##### RECORDS

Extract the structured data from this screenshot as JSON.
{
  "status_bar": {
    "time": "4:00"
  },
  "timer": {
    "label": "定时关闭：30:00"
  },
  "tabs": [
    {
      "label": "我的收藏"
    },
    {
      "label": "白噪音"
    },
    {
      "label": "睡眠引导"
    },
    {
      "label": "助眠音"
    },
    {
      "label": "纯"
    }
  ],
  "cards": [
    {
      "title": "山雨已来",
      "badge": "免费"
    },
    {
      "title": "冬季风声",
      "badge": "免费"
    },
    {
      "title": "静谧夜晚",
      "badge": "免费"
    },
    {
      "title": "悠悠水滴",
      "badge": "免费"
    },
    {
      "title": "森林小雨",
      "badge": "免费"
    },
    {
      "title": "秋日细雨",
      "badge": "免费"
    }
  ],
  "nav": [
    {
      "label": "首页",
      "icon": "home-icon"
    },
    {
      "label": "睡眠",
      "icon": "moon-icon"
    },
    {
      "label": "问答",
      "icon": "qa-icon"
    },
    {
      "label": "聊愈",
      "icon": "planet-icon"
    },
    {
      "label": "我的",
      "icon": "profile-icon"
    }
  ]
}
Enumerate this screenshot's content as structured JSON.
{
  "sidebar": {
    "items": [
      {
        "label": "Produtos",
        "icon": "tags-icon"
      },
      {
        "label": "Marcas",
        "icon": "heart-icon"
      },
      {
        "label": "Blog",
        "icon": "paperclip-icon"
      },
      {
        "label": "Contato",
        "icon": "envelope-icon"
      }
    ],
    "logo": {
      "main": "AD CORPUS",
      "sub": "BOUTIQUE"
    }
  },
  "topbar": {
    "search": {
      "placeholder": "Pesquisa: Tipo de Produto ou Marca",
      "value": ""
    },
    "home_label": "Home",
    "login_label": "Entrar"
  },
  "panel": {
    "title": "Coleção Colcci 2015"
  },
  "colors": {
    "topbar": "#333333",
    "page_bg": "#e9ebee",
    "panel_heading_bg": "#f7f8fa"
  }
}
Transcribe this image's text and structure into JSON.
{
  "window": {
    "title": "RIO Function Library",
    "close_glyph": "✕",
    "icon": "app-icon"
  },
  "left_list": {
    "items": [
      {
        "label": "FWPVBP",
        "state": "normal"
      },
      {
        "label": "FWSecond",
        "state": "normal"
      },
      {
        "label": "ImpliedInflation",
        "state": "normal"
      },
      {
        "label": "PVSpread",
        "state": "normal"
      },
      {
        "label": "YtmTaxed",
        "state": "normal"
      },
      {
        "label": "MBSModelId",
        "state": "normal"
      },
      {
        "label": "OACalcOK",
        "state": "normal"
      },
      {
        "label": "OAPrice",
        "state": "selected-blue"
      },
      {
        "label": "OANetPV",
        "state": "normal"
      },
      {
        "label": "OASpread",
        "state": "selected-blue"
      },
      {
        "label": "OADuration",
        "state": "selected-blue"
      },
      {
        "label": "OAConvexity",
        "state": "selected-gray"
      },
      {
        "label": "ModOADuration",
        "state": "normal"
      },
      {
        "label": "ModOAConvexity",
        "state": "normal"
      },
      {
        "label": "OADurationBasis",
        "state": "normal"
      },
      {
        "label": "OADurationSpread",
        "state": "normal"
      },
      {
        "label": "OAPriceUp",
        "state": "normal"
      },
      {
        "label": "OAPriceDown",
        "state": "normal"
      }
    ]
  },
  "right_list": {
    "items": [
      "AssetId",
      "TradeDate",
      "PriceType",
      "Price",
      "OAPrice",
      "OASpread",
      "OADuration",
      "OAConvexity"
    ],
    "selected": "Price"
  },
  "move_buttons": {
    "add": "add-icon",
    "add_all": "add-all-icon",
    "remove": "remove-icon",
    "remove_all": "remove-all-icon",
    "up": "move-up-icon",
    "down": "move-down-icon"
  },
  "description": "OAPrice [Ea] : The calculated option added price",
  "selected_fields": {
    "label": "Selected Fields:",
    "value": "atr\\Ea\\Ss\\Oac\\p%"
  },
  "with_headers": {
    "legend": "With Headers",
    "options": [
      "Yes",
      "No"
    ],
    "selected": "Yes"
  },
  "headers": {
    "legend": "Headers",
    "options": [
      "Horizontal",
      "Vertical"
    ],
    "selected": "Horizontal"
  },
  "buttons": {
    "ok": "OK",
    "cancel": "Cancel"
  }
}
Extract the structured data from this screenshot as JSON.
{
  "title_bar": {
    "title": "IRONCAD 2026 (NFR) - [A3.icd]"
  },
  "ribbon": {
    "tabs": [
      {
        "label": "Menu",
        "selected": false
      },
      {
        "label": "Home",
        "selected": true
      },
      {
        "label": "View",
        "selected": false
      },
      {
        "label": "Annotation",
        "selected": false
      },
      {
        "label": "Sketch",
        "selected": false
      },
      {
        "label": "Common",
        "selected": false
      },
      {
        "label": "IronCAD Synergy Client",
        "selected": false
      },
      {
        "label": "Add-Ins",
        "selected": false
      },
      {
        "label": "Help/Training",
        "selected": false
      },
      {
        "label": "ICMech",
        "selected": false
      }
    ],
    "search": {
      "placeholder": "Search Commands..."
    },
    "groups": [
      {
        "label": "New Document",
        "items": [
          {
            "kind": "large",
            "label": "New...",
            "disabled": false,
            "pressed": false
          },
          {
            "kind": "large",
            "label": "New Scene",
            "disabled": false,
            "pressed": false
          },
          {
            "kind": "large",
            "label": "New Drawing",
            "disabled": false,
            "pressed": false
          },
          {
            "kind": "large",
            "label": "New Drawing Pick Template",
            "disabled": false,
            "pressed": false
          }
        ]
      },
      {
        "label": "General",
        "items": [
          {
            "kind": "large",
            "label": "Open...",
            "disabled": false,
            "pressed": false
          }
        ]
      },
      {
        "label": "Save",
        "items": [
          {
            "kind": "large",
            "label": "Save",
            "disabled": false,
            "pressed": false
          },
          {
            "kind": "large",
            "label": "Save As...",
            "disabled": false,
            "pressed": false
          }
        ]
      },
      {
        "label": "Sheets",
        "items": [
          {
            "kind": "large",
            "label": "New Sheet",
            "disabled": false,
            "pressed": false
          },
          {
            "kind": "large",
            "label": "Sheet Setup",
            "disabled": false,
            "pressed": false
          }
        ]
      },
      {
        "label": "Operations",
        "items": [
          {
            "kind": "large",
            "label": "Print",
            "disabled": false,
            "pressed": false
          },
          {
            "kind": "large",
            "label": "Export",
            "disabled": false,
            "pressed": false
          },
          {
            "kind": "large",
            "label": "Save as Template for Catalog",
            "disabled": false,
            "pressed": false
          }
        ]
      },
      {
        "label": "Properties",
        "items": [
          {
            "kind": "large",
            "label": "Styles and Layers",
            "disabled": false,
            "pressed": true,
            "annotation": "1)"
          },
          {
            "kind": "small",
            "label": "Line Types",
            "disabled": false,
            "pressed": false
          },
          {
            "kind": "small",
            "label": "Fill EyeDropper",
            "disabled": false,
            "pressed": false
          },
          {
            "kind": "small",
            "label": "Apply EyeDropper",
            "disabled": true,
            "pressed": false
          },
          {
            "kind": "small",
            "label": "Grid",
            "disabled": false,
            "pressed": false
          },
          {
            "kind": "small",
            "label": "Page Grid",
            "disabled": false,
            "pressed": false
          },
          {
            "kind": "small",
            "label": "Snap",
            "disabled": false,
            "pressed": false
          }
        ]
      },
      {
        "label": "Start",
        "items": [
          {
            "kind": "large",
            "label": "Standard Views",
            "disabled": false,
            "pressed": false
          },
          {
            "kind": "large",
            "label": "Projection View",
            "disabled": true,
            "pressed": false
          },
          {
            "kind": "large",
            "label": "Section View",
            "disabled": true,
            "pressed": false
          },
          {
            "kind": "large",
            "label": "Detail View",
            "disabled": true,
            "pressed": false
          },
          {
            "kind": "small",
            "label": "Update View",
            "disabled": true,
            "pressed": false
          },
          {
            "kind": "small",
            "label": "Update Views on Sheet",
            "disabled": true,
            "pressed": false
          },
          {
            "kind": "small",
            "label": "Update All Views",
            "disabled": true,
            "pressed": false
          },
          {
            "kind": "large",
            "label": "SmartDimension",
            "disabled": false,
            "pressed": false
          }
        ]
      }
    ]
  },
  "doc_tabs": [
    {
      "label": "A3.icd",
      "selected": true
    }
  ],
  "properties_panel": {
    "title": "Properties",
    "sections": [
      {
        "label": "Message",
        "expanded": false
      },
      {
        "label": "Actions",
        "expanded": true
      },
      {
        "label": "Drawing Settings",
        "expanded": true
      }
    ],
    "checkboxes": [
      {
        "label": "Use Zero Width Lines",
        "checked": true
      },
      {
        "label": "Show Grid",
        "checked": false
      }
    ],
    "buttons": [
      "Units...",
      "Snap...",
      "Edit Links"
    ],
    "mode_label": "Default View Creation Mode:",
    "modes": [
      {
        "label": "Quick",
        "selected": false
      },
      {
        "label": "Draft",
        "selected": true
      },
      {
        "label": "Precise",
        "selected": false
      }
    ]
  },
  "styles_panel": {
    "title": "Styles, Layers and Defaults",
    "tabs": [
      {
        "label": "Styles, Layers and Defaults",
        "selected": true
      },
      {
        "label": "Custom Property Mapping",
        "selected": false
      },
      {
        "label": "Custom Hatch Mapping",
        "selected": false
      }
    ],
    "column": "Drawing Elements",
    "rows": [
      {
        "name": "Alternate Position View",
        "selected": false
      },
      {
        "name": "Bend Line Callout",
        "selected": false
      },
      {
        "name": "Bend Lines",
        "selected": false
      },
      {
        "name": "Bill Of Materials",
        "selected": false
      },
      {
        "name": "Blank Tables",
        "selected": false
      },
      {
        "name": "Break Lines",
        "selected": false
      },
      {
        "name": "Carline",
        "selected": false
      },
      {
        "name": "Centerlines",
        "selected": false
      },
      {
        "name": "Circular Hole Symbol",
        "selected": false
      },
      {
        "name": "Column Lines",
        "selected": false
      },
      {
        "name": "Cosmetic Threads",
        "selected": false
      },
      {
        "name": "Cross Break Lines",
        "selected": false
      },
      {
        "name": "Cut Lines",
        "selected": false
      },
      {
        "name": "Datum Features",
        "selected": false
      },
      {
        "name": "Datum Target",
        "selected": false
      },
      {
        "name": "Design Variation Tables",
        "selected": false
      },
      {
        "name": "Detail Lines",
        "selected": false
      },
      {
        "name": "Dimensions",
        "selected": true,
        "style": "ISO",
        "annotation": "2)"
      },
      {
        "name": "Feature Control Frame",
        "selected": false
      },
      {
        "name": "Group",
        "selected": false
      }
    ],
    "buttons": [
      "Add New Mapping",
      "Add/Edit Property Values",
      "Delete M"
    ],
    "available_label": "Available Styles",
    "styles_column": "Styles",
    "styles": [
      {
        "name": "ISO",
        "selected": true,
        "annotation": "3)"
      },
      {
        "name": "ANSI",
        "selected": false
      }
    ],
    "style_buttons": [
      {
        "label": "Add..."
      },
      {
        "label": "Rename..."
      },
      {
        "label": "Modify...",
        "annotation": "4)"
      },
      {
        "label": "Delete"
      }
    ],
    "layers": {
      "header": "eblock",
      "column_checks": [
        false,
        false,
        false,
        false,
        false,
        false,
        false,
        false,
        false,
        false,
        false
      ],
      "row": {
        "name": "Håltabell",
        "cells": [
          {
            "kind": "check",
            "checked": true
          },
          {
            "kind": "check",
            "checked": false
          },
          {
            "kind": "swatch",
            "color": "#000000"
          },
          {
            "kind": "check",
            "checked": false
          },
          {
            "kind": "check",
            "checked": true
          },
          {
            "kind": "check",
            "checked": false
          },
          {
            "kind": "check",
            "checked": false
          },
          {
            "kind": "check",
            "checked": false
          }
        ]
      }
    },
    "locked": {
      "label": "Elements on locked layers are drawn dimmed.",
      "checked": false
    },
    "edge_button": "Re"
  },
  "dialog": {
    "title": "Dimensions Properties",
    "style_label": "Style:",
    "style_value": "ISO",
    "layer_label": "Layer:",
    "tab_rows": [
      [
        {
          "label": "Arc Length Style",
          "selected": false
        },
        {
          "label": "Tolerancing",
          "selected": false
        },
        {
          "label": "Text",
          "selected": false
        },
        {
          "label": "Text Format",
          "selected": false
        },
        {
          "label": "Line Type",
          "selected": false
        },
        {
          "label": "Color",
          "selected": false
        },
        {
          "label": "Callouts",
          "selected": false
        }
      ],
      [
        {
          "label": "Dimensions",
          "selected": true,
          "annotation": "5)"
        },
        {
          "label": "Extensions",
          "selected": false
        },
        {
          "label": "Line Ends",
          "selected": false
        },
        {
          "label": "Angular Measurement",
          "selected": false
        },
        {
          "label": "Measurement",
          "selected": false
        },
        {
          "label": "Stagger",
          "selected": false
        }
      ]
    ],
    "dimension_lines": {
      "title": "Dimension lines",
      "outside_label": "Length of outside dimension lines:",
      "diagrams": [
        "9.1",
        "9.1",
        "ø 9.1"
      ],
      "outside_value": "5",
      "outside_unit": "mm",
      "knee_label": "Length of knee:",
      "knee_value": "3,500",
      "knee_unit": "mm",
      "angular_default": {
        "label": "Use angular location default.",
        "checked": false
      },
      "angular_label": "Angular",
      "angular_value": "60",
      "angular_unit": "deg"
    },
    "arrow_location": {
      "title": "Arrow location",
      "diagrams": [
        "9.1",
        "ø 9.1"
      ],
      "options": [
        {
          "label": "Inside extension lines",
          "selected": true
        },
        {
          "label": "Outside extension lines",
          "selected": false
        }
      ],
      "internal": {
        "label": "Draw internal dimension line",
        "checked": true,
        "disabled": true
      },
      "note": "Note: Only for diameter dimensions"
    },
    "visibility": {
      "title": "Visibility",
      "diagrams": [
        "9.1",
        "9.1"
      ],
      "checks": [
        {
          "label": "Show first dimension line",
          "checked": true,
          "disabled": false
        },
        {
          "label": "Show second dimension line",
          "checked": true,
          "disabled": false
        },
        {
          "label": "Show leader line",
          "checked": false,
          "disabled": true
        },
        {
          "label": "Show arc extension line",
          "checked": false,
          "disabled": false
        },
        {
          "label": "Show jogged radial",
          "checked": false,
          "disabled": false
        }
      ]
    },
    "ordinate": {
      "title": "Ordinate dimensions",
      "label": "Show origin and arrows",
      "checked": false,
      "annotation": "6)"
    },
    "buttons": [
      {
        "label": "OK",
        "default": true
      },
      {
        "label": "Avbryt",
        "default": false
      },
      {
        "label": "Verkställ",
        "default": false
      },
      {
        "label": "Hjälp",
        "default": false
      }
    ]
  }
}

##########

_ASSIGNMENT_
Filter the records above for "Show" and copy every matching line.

_WRITTEN ANSWER_
        "label": "Show Grid",
          "label": "Show first dimension line",
          "label": "Show second dimension line",
          "label": "Show leader line",
          "label": "Show arc extension line",
          "label": "Show jogged radial",
      "label": "Show origin and arrows",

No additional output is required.